Fluids and more
Like with pads, settling on the right sort of brake fluid comes down to temperature. Get it right and you've just ensured consistent braking performance for that whole event. "High-temp fluid is always something Wilwood suggests," Scully says, "to ensure that the system will be repeatable and the driver doesn't have to worry about if the car will have good brakes for the entire event." As brake fluid heats up, it has the tendency to boil, which can lead to a mushy pedal feel and your not being able to initiate that drift or, worse yet, not being able to avoid that wall.
Brake fluid is classified by its boiling point and can be split up into three common types: DOT 3, which is probably what's in your car now and isn't capable of handling a whole lot of heat; DOT 4, which is suitable for racing and extreme conditions; and DOT 5, which is silicone-based and isn't up for high-temperature use. Wilwood's Hi-Temp brake fluid is the maximum performance DOT 3 fluid at a cost-effective price, while its EXP DOT 4 fluid is the highest temperature, highest performance, lowest compressibility brake fluid you can buy.
WILWOOD'S HANDBRAKE SOLUTION
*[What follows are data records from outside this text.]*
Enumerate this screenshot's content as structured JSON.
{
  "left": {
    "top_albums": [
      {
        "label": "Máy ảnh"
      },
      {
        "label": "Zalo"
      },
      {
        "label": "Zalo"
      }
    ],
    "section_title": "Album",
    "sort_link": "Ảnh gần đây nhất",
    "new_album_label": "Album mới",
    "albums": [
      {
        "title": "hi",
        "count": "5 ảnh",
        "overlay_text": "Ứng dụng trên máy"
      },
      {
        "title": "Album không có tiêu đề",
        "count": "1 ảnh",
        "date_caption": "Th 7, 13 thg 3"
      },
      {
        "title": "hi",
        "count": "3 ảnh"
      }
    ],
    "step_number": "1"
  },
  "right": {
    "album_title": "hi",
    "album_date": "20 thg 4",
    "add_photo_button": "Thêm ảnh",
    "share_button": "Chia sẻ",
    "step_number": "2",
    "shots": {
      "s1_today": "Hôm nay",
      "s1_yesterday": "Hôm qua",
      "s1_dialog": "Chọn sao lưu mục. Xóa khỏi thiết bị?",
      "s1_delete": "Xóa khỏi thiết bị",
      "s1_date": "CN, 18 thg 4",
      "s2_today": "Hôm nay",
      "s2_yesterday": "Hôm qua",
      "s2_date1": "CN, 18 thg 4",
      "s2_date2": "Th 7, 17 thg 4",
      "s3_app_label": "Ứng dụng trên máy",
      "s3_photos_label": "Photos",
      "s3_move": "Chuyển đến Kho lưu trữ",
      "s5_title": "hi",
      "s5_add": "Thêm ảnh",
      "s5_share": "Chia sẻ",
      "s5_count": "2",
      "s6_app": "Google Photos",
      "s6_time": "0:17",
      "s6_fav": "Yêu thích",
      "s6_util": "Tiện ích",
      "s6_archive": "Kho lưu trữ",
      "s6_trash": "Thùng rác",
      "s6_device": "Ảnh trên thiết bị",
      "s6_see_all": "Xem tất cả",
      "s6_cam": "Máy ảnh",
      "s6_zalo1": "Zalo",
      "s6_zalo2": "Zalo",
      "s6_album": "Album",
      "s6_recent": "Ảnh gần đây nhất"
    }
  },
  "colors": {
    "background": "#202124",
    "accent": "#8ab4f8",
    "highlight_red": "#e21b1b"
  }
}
You already know that if you plan on taking this whole drifting thing seriously, you'll need a handbrake. Which is exactly where companies like Wilwood come into the picture with its impending handbrake system. You finding a handbrake for whatever it is you plan on sliding around in won't be a problem. And that's partially why it's taken Wilwood this long to develop their own. According to Scully, for Wilwood to throw its hat in the handbrake ring, it had to be different. Different as in its having "zero flex," Scully says, when pulling the handle. He goes on to point out that, when compared to others, Wilwood's is more solid and even slightly shorter.